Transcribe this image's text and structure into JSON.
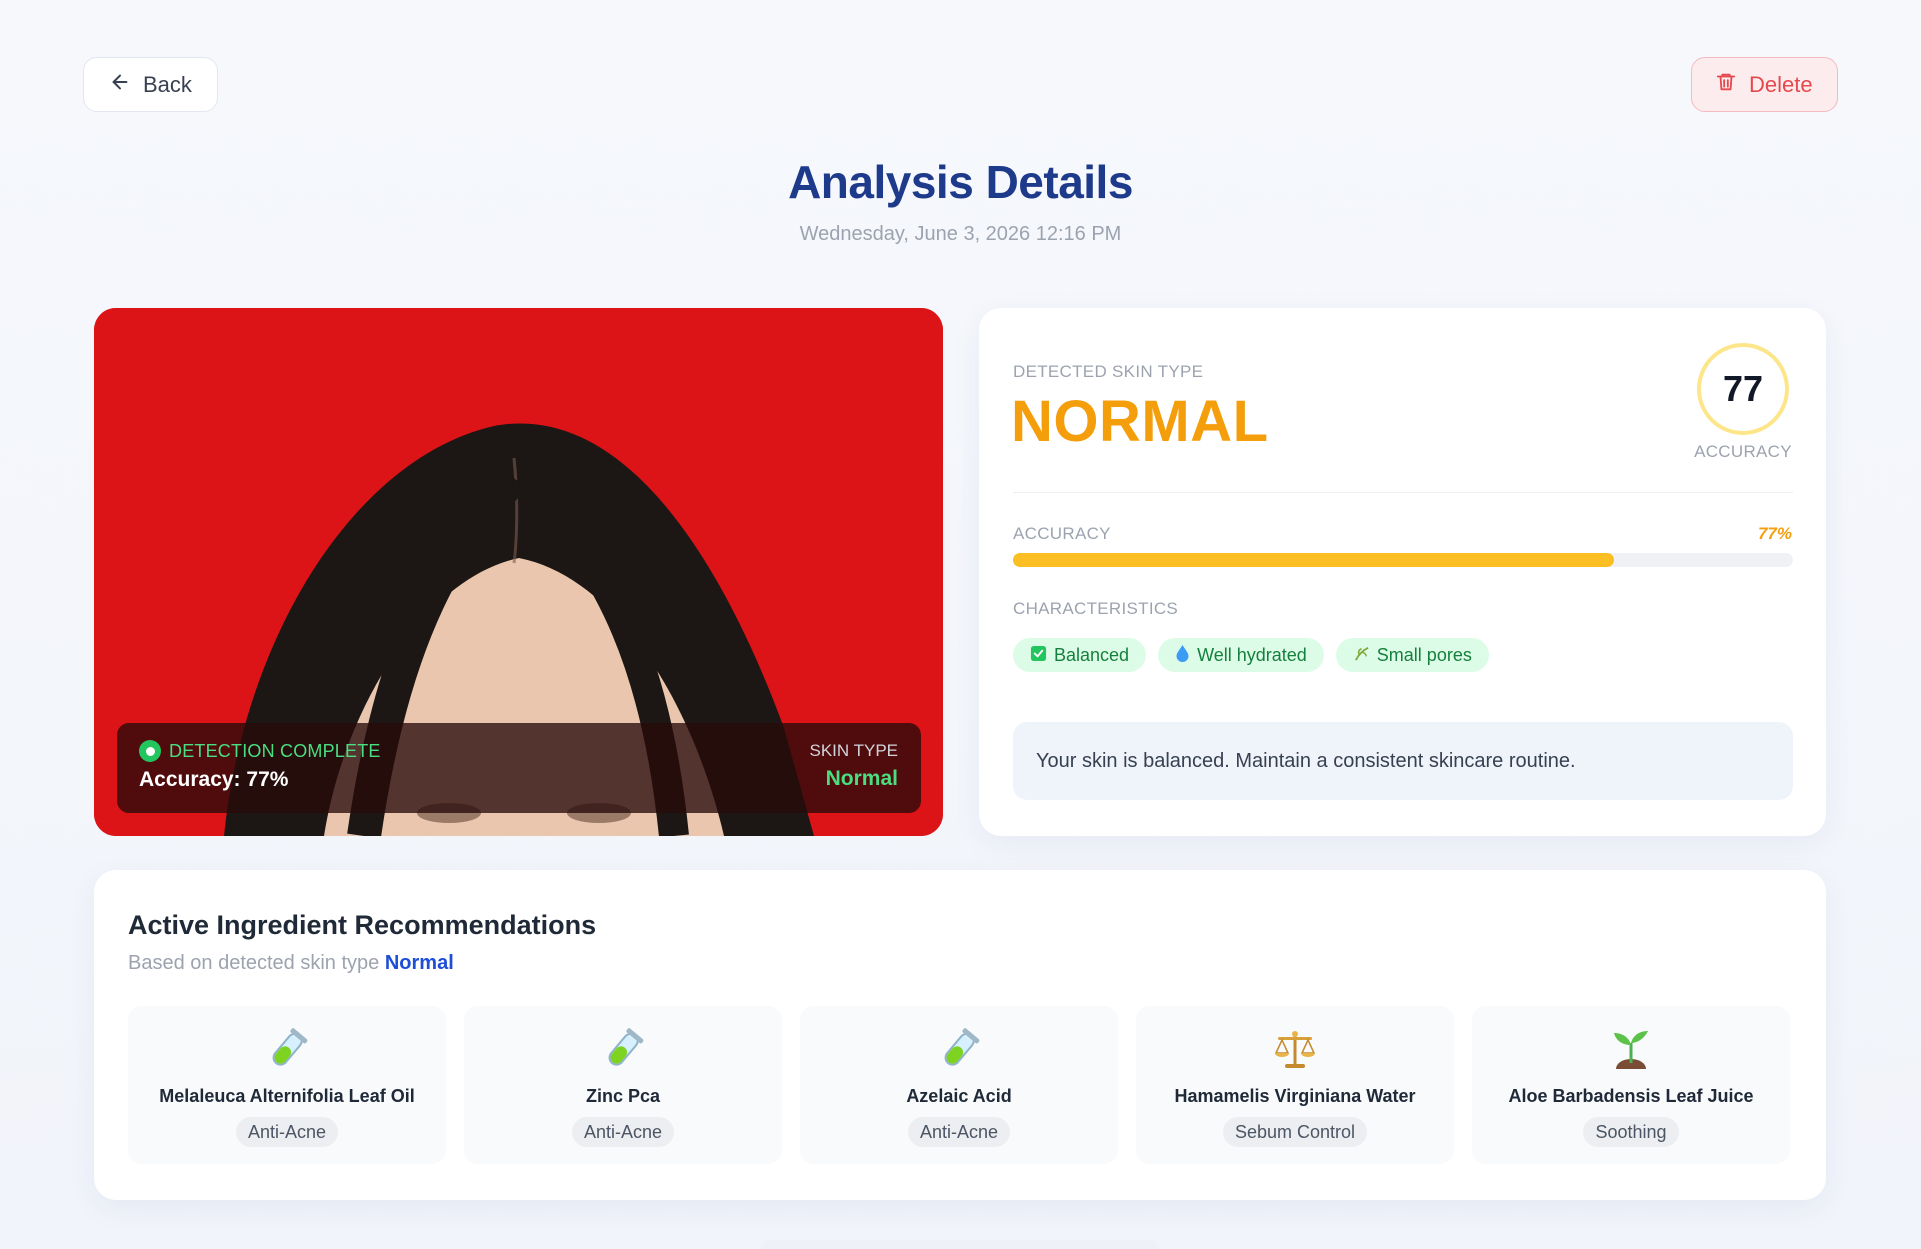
{
  "topbar": {
    "back_label": "Back",
    "back_icon": "arrow-left-icon",
    "delete_label": "Delete",
    "delete_icon": "trash-icon"
  },
  "header": {
    "title": "Analysis Details",
    "date": "Wednesday, June 3, 2026 12:16 PM"
  },
  "photo": {
    "status": "DETECTION COMPLETE",
    "accuracy_text": "Accuracy: 77%",
    "skin_type_label": "SKIN TYPE",
    "skin_type_value": "Normal",
    "background_color": "#dd1417"
  },
  "result": {
    "detected_label": "DETECTED SKIN TYPE",
    "detected_value": "NORMAL",
    "score": "77",
    "score_label": "ACCURACY",
    "accuracy_label": "ACCURACY",
    "accuracy_value": "77%",
    "accuracy_fraction": 0.77,
    "characteristics_label": "CHARACTERISTICS",
    "characteristics": [
      {
        "label": "Balanced",
        "icon": "check-icon"
      },
      {
        "label": "Well hydrated",
        "icon": "droplet-icon"
      },
      {
        "label": "Small pores",
        "icon": "leaf-icon"
      }
    ],
    "advice": "Your skin is balanced. Maintain a consistent skincare routine."
  },
  "ingredients": {
    "title": "Active Ingredient Recommendations",
    "subtitle_prefix": "Based on detected skin type ",
    "subtitle_highlight": "Normal",
    "items": [
      {
        "name": "Melaleuca Alternifolia Leaf Oil",
        "category": "Anti-Acne",
        "icon": "test-tube-icon"
      },
      {
        "name": "Zinc Pca",
        "category": "Anti-Acne",
        "icon": "test-tube-icon"
      },
      {
        "name": "Azelaic Acid",
        "category": "Anti-Acne",
        "icon": "test-tube-icon"
      },
      {
        "name": "Hamamelis Virginiana Water",
        "category": "Sebum Control",
        "icon": "balance-scale-icon"
      },
      {
        "name": "Aloe Barbadensis Leaf Juice",
        "category": "Soothing",
        "icon": "seedling-icon"
      }
    ]
  },
  "colors": {
    "title": "#1e3a8a",
    "skin_type_accent": "#f59e0b",
    "progress": "#fbbf24",
    "tag_bg": "#dcfce7",
    "tag_text": "#15803d",
    "delete": "#e5484d",
    "highlight": "#1d4ed8"
  }
}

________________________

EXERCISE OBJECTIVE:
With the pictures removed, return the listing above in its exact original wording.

TASK RESULT:
Transcribe this image's text and structure into JSON.
{
  "topbar": {
    "back_label": "Back",
    "back_icon": "arrow-left-icon",
    "delete_label": "Delete",
    "delete_icon": "trash-icon"
  },
  "header": {
    "title": "Analysis Details",
    "date": "Wednesday, June 3, 2026 12:16 PM"
  },
  "photo": {
    "status": "DETECTION COMPLETE",
    "accuracy_text": "Accuracy: 77%",
    "skin_type_label": "SKIN TYPE",
    "skin_type_value": "Normal",
    "background_color": "#dd1417"
  },
  "result": {
    "detected_label": "DETECTED SKIN TYPE",
    "detected_value": "NORMAL",
    "score": "77",
    "score_label": "ACCURACY",
    "accuracy_label": "ACCURACY",
    "accuracy_value": "77%",
    "accuracy_fraction": 0.77,
    "characteristics_label": "CHARACTERISTICS",
    "characteristics": [
      {
        "label": "Balanced",
        "icon": "check-icon"
      },
      {
        "label": "Well hydrated",
        "icon": "droplet-icon"
      },
      {
        "label": "Small pores",
        "icon": "leaf-icon"
      }
    ],
    "advice": "Your skin is balanced. Maintain a consistent skincare routine."
  },
  "ingredients": {
    "title": "Active Ingredient Recommendations",
    "subtitle_prefix": "Based on detected skin type ",
    "subtitle_highlight": "Normal",
    "items": [
      {
        "name": "Melaleuca Alternifolia Leaf Oil",
        "category": "Anti-Acne",
        "icon": "test-tube-icon"
      },
      {
        "name": "Zinc Pca",
        "category": "Anti-Acne",
        "icon": "test-tube-icon"
      },
      {
        "name": "Azelaic Acid",
        "category": "Anti-Acne",
        "icon": "test-tube-icon"
      },
      {
        "name": "Hamamelis Virginiana Water",
        "category": "Sebum Control",
        "icon": "balance-scale-icon"
      },
      {
        "name": "Aloe Barbadensis Leaf Juice",
        "category": "Soothing",
        "icon": "seedling-icon"
      }
    ]
  },
  "colors": {
    "title": "#1e3a8a",
    "skin_type_accent": "#f59e0b",
    "progress": "#fbbf24",
    "tag_bg": "#dcfce7",
    "tag_text": "#15803d",
    "delete": "#e5484d",
    "highlight": "#1d4ed8"
  }
}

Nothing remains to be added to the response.